Produce an exact copy of the data below.

Start of RECORD EXCERPTS

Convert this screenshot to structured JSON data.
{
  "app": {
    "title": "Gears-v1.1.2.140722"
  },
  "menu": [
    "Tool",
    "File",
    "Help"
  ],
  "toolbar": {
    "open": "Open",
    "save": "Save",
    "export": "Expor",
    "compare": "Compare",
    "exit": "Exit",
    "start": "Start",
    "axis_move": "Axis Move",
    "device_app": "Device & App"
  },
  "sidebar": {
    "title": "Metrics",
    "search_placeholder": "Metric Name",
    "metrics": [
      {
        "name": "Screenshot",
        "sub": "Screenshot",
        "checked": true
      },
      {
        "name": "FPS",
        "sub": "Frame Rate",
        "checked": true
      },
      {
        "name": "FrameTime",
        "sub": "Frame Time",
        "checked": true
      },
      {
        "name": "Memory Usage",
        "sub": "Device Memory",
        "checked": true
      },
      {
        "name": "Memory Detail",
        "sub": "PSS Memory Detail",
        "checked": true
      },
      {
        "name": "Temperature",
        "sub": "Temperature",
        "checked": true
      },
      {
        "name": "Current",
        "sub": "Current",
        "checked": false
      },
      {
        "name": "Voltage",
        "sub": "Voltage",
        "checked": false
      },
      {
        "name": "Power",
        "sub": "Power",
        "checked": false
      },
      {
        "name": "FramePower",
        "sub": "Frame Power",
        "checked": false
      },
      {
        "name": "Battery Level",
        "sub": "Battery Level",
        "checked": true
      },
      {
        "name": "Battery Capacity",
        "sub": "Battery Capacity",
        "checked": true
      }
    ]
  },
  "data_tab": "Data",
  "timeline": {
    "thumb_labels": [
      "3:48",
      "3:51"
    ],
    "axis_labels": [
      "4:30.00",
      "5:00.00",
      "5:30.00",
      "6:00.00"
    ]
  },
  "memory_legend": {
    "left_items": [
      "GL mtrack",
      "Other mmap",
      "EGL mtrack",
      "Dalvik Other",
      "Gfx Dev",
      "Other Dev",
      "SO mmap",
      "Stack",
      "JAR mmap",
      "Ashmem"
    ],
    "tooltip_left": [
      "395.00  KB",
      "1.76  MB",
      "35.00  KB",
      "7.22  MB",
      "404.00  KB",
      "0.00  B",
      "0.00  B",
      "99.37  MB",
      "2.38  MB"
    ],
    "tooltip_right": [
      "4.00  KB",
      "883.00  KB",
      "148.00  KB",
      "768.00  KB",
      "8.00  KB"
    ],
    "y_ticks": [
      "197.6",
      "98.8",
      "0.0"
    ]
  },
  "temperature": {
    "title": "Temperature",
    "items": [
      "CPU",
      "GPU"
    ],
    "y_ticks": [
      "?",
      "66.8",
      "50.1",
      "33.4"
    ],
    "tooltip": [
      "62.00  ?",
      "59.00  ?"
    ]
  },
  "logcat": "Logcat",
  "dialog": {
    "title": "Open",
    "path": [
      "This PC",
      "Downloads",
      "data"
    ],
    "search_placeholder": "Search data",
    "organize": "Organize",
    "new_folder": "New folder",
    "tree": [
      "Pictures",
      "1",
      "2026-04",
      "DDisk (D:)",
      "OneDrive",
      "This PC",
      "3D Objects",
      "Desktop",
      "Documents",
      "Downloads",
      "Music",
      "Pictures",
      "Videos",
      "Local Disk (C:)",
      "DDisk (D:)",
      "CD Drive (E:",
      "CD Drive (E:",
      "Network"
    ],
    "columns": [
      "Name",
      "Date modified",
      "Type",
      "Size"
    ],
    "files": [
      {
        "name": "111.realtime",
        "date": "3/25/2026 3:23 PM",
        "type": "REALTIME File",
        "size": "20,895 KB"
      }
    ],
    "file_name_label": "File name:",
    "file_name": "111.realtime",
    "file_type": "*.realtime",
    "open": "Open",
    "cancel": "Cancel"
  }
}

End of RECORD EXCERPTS

■ **ANSWER BOX**:
Convert this screenshot to structured JSON data.
{
  "app": {
    "title": "Gears-v1.1.2.140722"
  },
  "menu": [
    "Tool",
    "File",
    "Help"
  ],
  "toolbar": {
    "open": "Open",
    "save": "Save",
    "export": "Expor",
    "compare": "Compare",
    "exit": "Exit",
    "start": "Start",
    "axis_move": "Axis Move",
    "device_app": "Device & App"
  },
  "sidebar": {
    "title": "Metrics",
    "search_placeholder": "Metric Name",
    "metrics": [
      {
        "name": "Screenshot",
        "sub": "Screenshot",
        "checked": true
      },
      {
        "name": "FPS",
        "sub": "Frame Rate",
        "checked": true
      },
      {
        "name": "FrameTime",
        "sub": "Frame Time",
        "checked": true
      },
      {
        "name": "Memory Usage",
        "sub": "Device Memory",
        "checked": true
      },
      {
        "name": "Memory Detail",
        "sub": "PSS Memory Detail",
        "checked": true
      },
      {
        "name": "Temperature",
        "sub": "Temperature",
        "checked": true
      },
      {
        "name": "Current",
        "sub": "Current",
        "checked": false
      },
      {
        "name": "Voltage",
        "sub": "Voltage",
        "checked": false
      },
      {
        "name": "Power",
        "sub": "Power",
        "checked": false
      },
      {
        "name": "FramePower",
        "sub": "Frame Power",
        "checked": false
      },
      {
        "name": "Battery Level",
        "sub": "Battery Level",
        "checked": true
      },
      {
        "name": "Battery Capacity",
        "sub": "Battery Capacity",
        "checked": true
      }
    ]
  },
  "data_tab": "Data",
  "timeline": {
    "thumb_labels": [
      "3:48",
      "3:51"
    ],
    "axis_labels": [
      "4:30.00",
      "5:00.00",
      "5:30.00",
      "6:00.00"
    ]
  },
  "memory_legend": {
    "left_items": [
      "GL mtrack",
      "Other mmap",
      "EGL mtrack",
      "Dalvik Other",
      "Gfx Dev",
      "Other Dev",
      "SO mmap",
      "Stack",
      "JAR mmap",
      "Ashmem"
    ],
    "tooltip_left": [
      "395.00  KB",
      "1.76  MB",
      "35.00  KB",
      "7.22  MB",
      "404.00  KB",
      "0.00  B",
      "0.00  B",
      "99.37  MB",
      "2.38  MB"
    ],
    "tooltip_right": [
      "4.00  KB",
      "883.00  KB",
      "148.00  KB",
      "768.00  KB",
      "8.00  KB"
    ],
    "y_ticks": [
      "197.6",
      "98.8",
      "0.0"
    ]
  },
  "temperature": {
    "title": "Temperature",
    "items": [
      "CPU",
      "GPU"
    ],
    "y_ticks": [
      "?",
      "66.8",
      "50.1",
      "33.4"
    ],
    "tooltip": [
      "62.00  ?",
      "59.00  ?"
    ]
  },
  "logcat": "Logcat",
  "dialog": {
    "title": "Open",
    "path": [
      "This PC",
      "Downloads",
      "data"
    ],
    "search_placeholder": "Search data",
    "organize": "Organize",
    "new_folder": "New folder",
    "tree": [
      "Pictures",
      "1",
      "2026-04",
      "DDisk (D:)",
      "OneDrive",
      "This PC",
      "3D Objects",
      "Desktop",
      "Documents",
      "Downloads",
      "Music",
      "Pictures",
      "Videos",
      "Local Disk (C:)",
      "DDisk (D:)",
      "CD Drive (E:",
      "CD Drive (E:",
      "Network"
    ],
    "columns": [
      "Name",
      "Date modified",
      "Type",
      "Size"
    ],
    "files": [
      {
        "name": "111.realtime",
        "date": "3/25/2026 3:23 PM",
        "type": "REALTIME File",
        "size": "20,895 KB"
      }
    ],
    "file_name_label": "File name:",
    "file_name": "111.realtime",
    "file_type": "*.realtime",
    "open": "Open",
    "cancel": "Cancel"
  }
}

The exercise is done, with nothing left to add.